Task directions:
The listing below must be repeated word for word, with its images excluded.

Input data:
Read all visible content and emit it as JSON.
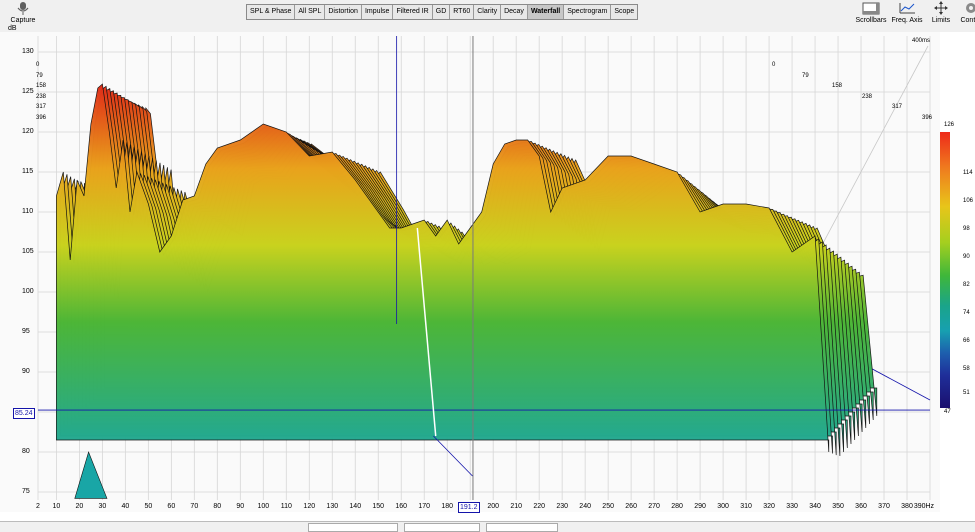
{
  "app": {
    "toolbar_left": [
      {
        "label": "Capture",
        "icon": "microphone-icon"
      }
    ],
    "toolbar_right": [
      {
        "label": "Scrollbars",
        "icon": "scrollbars-icon"
      },
      {
        "label": "Freq. Axis",
        "icon": "freq-axis-icon"
      },
      {
        "label": "Limits",
        "icon": "limits-icon"
      },
      {
        "label": "Contro",
        "icon": "gear-icon"
      }
    ],
    "tabs": [
      {
        "label": "SPL & Phase",
        "active": false
      },
      {
        "label": "All SPL",
        "active": false
      },
      {
        "label": "Distortion",
        "active": false
      },
      {
        "label": "Impulse",
        "active": false
      },
      {
        "label": "Filtered IR",
        "active": false
      },
      {
        "label": "GD",
        "active": false
      },
      {
        "label": "RT60",
        "active": false
      },
      {
        "label": "Clarity",
        "active": false
      },
      {
        "label": "Decay",
        "active": false
      },
      {
        "label": "Waterfall",
        "active": true
      },
      {
        "label": "Spectrogram",
        "active": false
      },
      {
        "label": "Scope",
        "active": false
      }
    ],
    "colors": {
      "background": "#fafafa",
      "grid": "#d6d6d6",
      "cursor": "#1414aa",
      "hot": "#e8321c",
      "mid": "#5ab734",
      "cool": "#1aa4a0"
    }
  },
  "chart_data": {
    "type": "waterfall",
    "unit_label": "dB",
    "y_ticks": [
      "130",
      "125",
      "120",
      "115",
      "110",
      "105",
      "100",
      "95",
      "90",
      "85",
      "80",
      "75"
    ],
    "y_range": [
      74,
      132
    ],
    "x_unit": "Hz",
    "x_ticks": [
      "2",
      "10",
      "20",
      "30",
      "40",
      "50",
      "60",
      "70",
      "80",
      "90",
      "100",
      "110",
      "120",
      "130",
      "140",
      "150",
      "160",
      "170",
      "180",
      "190",
      "200",
      "210",
      "220",
      "230",
      "240",
      "250",
      "260",
      "270",
      "280",
      "290",
      "300",
      "310",
      "320",
      "330",
      "340",
      "350",
      "360",
      "370",
      "380",
      "390Hz"
    ],
    "x_range": [
      2,
      390
    ],
    "time_slices_left": [
      "0",
      "79",
      "158",
      "238",
      "317",
      "396"
    ],
    "time_slices_right": [
      "0",
      "79",
      "158",
      "238",
      "317",
      "396"
    ],
    "time_max": "400ms",
    "crosshair": {
      "x_hz": 191.2,
      "y_db": 85.24,
      "x_label": "191.2",
      "y_label": "85.24"
    },
    "colorbar": {
      "ticks": [
        "126",
        "114",
        "106",
        "98",
        "90",
        "82",
        "74",
        "66",
        "58",
        "51",
        "47"
      ],
      "min": 47,
      "max": 126
    },
    "front_slice": {
      "freqs": [
        10,
        13,
        16,
        19,
        22,
        25,
        28,
        30,
        33,
        36,
        39,
        42,
        45,
        50,
        55,
        60,
        65,
        70,
        75,
        80,
        90,
        100,
        110,
        120,
        130,
        140,
        150,
        155,
        160,
        165,
        170,
        175,
        180,
        185,
        190,
        195,
        200,
        205,
        210,
        215,
        220,
        225,
        230,
        240,
        250,
        260,
        270,
        280,
        290,
        300,
        310,
        320,
        330,
        340,
        346
      ],
      "db": [
        112,
        115,
        104,
        114,
        112,
        121,
        125.5,
        126,
        120,
        113,
        119,
        110,
        115,
        111,
        105,
        107,
        111.5,
        112,
        116,
        118,
        119,
        121,
        120,
        117,
        117.5,
        114,
        110,
        108,
        108,
        108.5,
        109,
        107,
        109,
        106,
        108,
        110,
        116,
        118.5,
        119,
        119,
        117,
        110,
        113,
        114,
        117,
        117,
        116,
        115,
        110,
        111,
        111,
        110.5,
        105,
        107,
        80
      ]
    }
  }
}
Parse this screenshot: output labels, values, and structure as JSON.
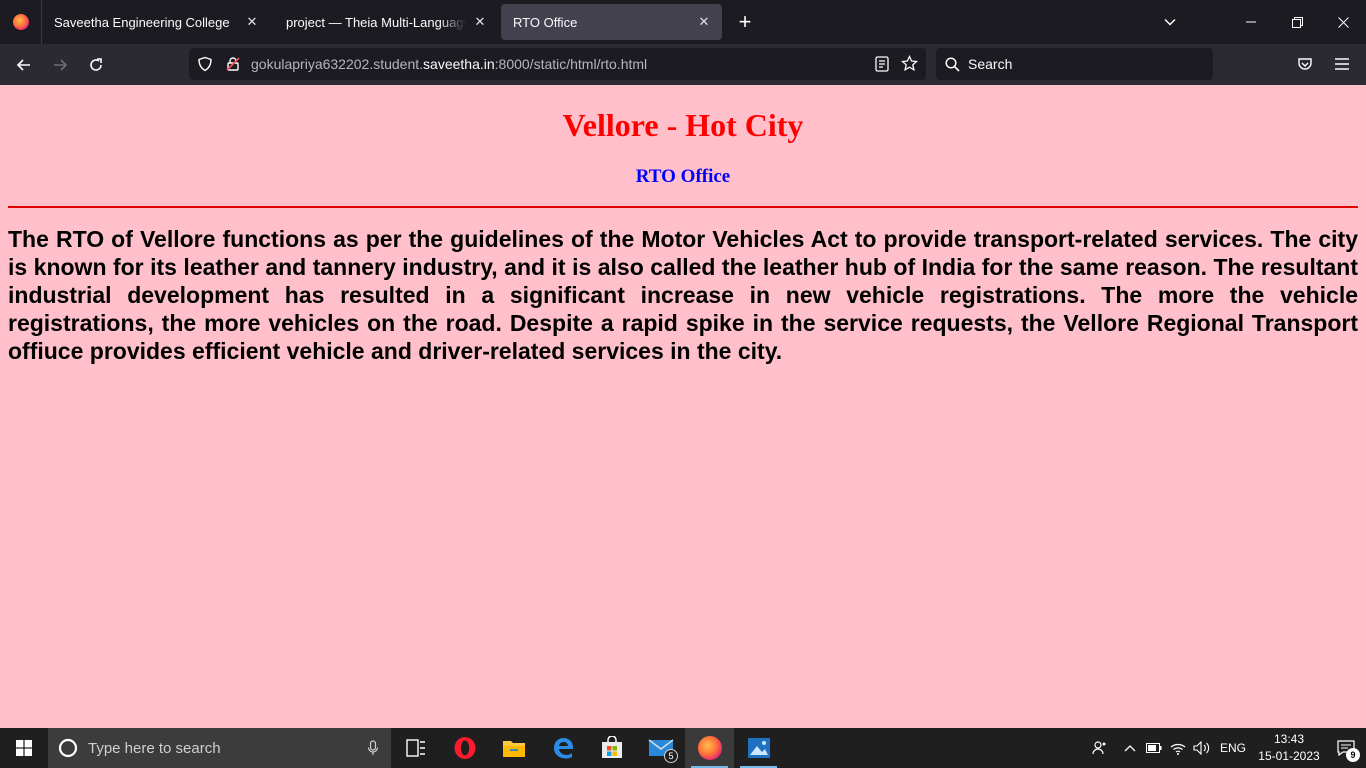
{
  "browser": {
    "tabs": [
      {
        "label": "Saveetha Engineering College",
        "active": false
      },
      {
        "label": "project — Theia Multi-Language Explorer",
        "active": false
      },
      {
        "label": "RTO Office",
        "active": true
      }
    ],
    "url": {
      "prefix": "gokulapriya632202.student.",
      "domain": "saveetha.in",
      "suffix": ":8000/static/html/rto.html"
    },
    "search_placeholder": "Search"
  },
  "page": {
    "heading": "Vellore - Hot City",
    "subheading": "RTO Office",
    "paragraph": "The RTO of Vellore functions as per the guidelines of the Motor Vehicles Act to provide transport-related services. The city is known for its leather and tannery industry, and it is also called the leather hub of India for the same reason. The resultant industrial development has resulted in a significant increase in new vehicle registrations. The more the vehicle registrations, the more vehicles on the road. Despite a rapid spike in the service requests, the Vellore Regional Transport offiuce provides efficient vehicle and driver-related services in the city.",
    "background_color": "#ffc0cb",
    "heading_color": "#ff0000",
    "subheading_color": "#0000ff"
  },
  "taskbar": {
    "search_placeholder": "Type here to search",
    "mail_badge": "5",
    "language": "ENG",
    "time": "13:43",
    "date": "15-01-2023",
    "notification_count": "9"
  }
}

Answer box:
Read all visible content and emit it as JSON.
{
  "app": {
    "toolbar_left": [
      {
        "label": "Capture",
        "icon": "microphone-icon"
      }
    ],
    "toolbar_right": [
      {
        "label": "Scrollbars",
        "icon": "scrollbars-icon"
      },
      {
        "label": "Freq. Axis",
        "icon": "freq-axis-icon"
      },
      {
        "label": "Limits",
        "icon": "limits-icon"
      },
      {
        "label": "Contro",
        "icon": "gear-icon"
      }
    ],
    "tabs": [
      {
        "label": "SPL & Phase",
        "active": false
      },
      {
        "label": "All SPL",
        "active": false
      },
      {
        "label": "Distortion",
        "active": false
      },
      {
        "label": "Impulse",
        "active": false
      },
      {
        "label": "Filtered IR",
        "active": false
      },
      {
        "label": "GD",
        "active": false
      },
      {
        "label": "RT60",
        "active": false
      },
      {
        "label": "Clarity",
        "active": false
      },
      {
        "label": "Decay",
        "active": false
      },
      {
        "label": "Waterfall",
        "active": true
      },
      {
        "label": "Spectrogram",
        "active": false
      },
      {
        "label": "Scope",
        "active": false
      }
    ],
    "colors": {
      "background": "#fafafa",
      "grid": "#d6d6d6",
      "cursor": "#1414aa",
      "hot": "#e8321c",
      "mid": "#5ab734",
      "cool": "#1aa4a0"
    }
  },
  "chart_data": {
    "type": "waterfall",
    "unit_label": "dB",
    "y_ticks": [
      "130",
      "125",
      "120",
      "115",
      "110",
      "105",
      "100",
      "95",
      "90",
      "85",
      "80",
      "75"
    ],
    "y_range": [
      74,
      132
    ],
    "x_unit": "Hz",
    "x_ticks": [
      "2",
      "10",
      "20",
      "30",
      "40",
      "50",
      "60",
      "70",
      "80",
      "90",
      "100",
      "110",
      "120",
      "130",
      "140",
      "150",
      "160",
      "170",
      "180",
      "190",
      "200",
      "210",
      "220",
      "230",
      "240",
      "250",
      "260",
      "270",
      "280",
      "290",
      "300",
      "310",
      "320",
      "330",
      "340",
      "350",
      "360",
      "370",
      "380",
      "390Hz"
    ],
    "x_range": [
      2,
      390
    ],
    "time_slices_left": [
      "0",
      "79",
      "158",
      "238",
      "317",
      "396"
    ],
    "time_slices_right": [
      "0",
      "79",
      "158",
      "238",
      "317",
      "396"
    ],
    "time_max": "400ms",
    "crosshair": {
      "x_hz": 191.2,
      "y_db": 85.24,
      "x_label": "191.2",
      "y_label": "85.24"
    },
    "colorbar": {
      "ticks": [
        "126",
        "114",
        "106",
        "98",
        "90",
        "82",
        "74",
        "66",
        "58",
        "51",
        "47"
      ],
      "min": 47,
      "max": 126
    },
    "front_slice": {
      "freqs": [
        10,
        13,
        16,
        19,
        22,
        25,
        28,
        30,
        33,
        36,
        39,
        42,
        45,
        50,
        55,
        60,
        65,
        70,
        75,
        80,
        90,
        100,
        110,
        120,
        130,
        140,
        150,
        155,
        160,
        165,
        170,
        175,
        180,
        185,
        190,
        195,
        200,
        205,
        210,
        215,
        220,
        225,
        230,
        240,
        250,
        260,
        270,
        280,
        290,
        300,
        310,
        320,
        330,
        340,
        346
      ],
      "db": [
        112,
        115,
        104,
        114,
        112,
        121,
        125.5,
        126,
        120,
        113,
        119,
        110,
        115,
        111,
        105,
        107,
        111.5,
        112,
        116,
        118,
        119,
        121,
        120,
        117,
        117.5,
        114,
        110,
        108,
        108,
        108.5,
        109,
        107,
        109,
        106,
        108,
        110,
        116,
        118.5,
        119,
        119,
        117,
        110,
        113,
        114,
        117,
        117,
        116,
        115,
        110,
        111,
        111,
        110.5,
        105,
        107,
        80
      ]
    }
  }
}
Parse this screenshot: output labels, values, and structure as JSON.
{
  "browser": {
    "tabs": [
      {
        "label": "Saveetha Engineering College",
        "active": false
      },
      {
        "label": "project — Theia Multi-Language Explorer",
        "active": false
      },
      {
        "label": "RTO Office",
        "active": true
      }
    ],
    "url": {
      "prefix": "gokulapriya632202.student.",
      "domain": "saveetha.in",
      "suffix": ":8000/static/html/rto.html"
    },
    "search_placeholder": "Search"
  },
  "page": {
    "heading": "Vellore - Hot City",
    "subheading": "RTO Office",
    "paragraph": "The RTO of Vellore functions as per the guidelines of the Motor Vehicles Act to provide transport-related services. The city is known for its leather and tannery industry, and it is also called the leather hub of India for the same reason. The resultant industrial development has resulted in a significant increase in new vehicle registrations. The more the vehicle registrations, the more vehicles on the road. Despite a rapid spike in the service requests, the Vellore Regional Transport offiuce provides efficient vehicle and driver-related services in the city.",
    "background_color": "#ffc0cb",
    "heading_color": "#ff0000",
    "subheading_color": "#0000ff"
  },
  "taskbar": {
    "search_placeholder": "Type here to search",
    "mail_badge": "5",
    "language": "ENG",
    "time": "13:43",
    "date": "15-01-2023",
    "notification_count": "9"
  }
}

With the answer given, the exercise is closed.